Taken from the book “Staying Healthy with Nutrition”
discussion should be of interest to everyone, as we are all being exposed to such heavy metals as lead, mercury, and cadmium. Although normally found in or used by the human body, these metals are becoming more widely present in the environment, leading to serious concerns. There are possibly more problems from these metals, which interfere with normal bodily function, than have been considered in most mainstream medical circles. Reviewing all of the vitamins (see chapter 5) and minerals has shown us that most every substance that is useful to the body can also be a toxin or poison. The metals discussed in this section are known primarily – almost exclusively – for their potential toxicity in the body, although commercially they may have great advantages.
Until the early 1970s, the medical community’s concern over metal toxicity was primarily in regard to acute industrial exposure, where certain dramatic measures such as hospitalization and intravenous therapy were performed to stimulate elimination of those metals. More recently, there has been concern over lead intoxication to children from sucking or eating lead-based paint, for example, and legislation has been enacted to reduce this possible contamination, although these measures will probably have a greater effect on future generations.
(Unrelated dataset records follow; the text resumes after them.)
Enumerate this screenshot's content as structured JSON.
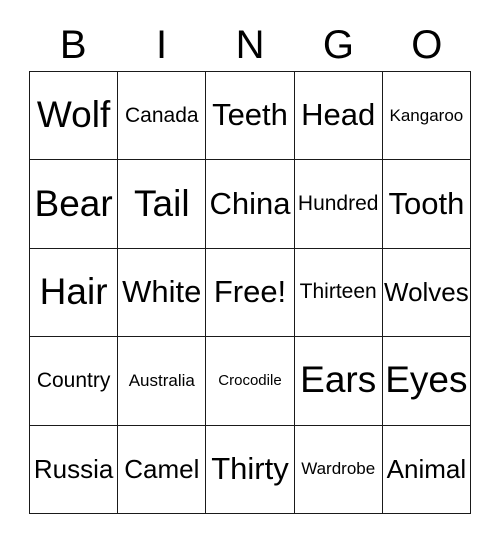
{
  "card": {
    "title": "BINGO",
    "header_letters": [
      "B",
      "I",
      "N",
      "G",
      "O"
    ],
    "border_color": "#1a1a1a",
    "background_color": "#ffffff",
    "text_color": "#000000",
    "columns": 5,
    "rows": 5,
    "free_space_label": "Free!",
    "cells": [
      [
        {
          "label": "Wolf",
          "size": "fs-xl"
        },
        {
          "label": "Canada",
          "size": "fs-sm"
        },
        {
          "label": "Teeth",
          "size": "fs-lg"
        },
        {
          "label": "Head",
          "size": "fs-lg"
        },
        {
          "label": "Kangaroo",
          "size": "fs-xs"
        }
      ],
      [
        {
          "label": "Bear",
          "size": "fs-xl"
        },
        {
          "label": "Tail",
          "size": "fs-xl"
        },
        {
          "label": "China",
          "size": "fs-lg"
        },
        {
          "label": "Hundred",
          "size": "fs-sm"
        },
        {
          "label": "Tooth",
          "size": "fs-lg"
        }
      ],
      [
        {
          "label": "Hair",
          "size": "fs-xl"
        },
        {
          "label": "White",
          "size": "fs-lg"
        },
        {
          "label": "Free!",
          "size": "fs-lg"
        },
        {
          "label": "Thirteen",
          "size": "fs-sm"
        },
        {
          "label": "Wolves",
          "size": "fs-md"
        }
      ],
      [
        {
          "label": "Country",
          "size": "fs-sm"
        },
        {
          "label": "Australia",
          "size": "fs-xs"
        },
        {
          "label": "Crocodile",
          "size": "fs-xxs"
        },
        {
          "label": "Ears",
          "size": "fs-xl"
        },
        {
          "label": "Eyes",
          "size": "fs-xl"
        }
      ],
      [
        {
          "label": "Russia",
          "size": "fs-md"
        },
        {
          "label": "Camel",
          "size": "fs-md"
        },
        {
          "label": "Thirty",
          "size": "fs-lg"
        },
        {
          "label": "Wardrobe",
          "size": "fs-xs"
        },
        {
          "label": "Animal",
          "size": "fs-md"
        }
      ]
    ]
  }
}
For most of the potentially toxic minerals, there are many common uses and possible contamination sources throughout society; our concern must be with more widespread and long-term observation of and protection from these dangers. Arsenic, cadmium, lead, mercury, and more recently, aluminum are the main toxic minerals. Beryllium, bismuth, and bromine must be considered as well. And there are other heavy and radioactive metals that could bring future difficulties.
Most of these minerals were present in the environment only in minute amounts until recent centuries, when the orientation toward industrialization and production brought about many technological advances. But technology, like medicine, has its side effects. Mining these metals from the Earth and using them in society – as leaded gasoline or silver-mercury tooth amalgam, for example – have brought all of us into regular exposure with these metals – unless of course, we live in a completely industrialized environment, harder and harder to find in the twenty-first century. These toxic metals have polluted our atmosphere, our waters, our soil, and our food chain.
We cannot realistically put all the lead and cadmium, for example, back into the Earth and cover it up. We need to deal with the presence of these metals. At best, we can find better ways to evaluate them in our water, our air, our food, and our body; learn more about where we are exposed to them, and work preventively to avoid excessive exposure. Most of these heavier metals are quite stable and decompose fairly slowly, if at all, so they remain in the environment. Luckily, the human body is able to clear much of the modest amount we pick up by eliminating it through urine, sweat, and feces. Absorption of these metals is usually pretty low as well. But when our natural means of elimination are reduced or our exposure is increased, we may run into trouble.
My comment – We, at Better Body Clinical Nutrition, always test our clients for metal toxicity and when we find this to be the case, we have products that promote and help the elimination of these toxic substances.
Schedule a visit to find out if you have metal toxicity and get on the correct protocol for you to help your elimination pathways.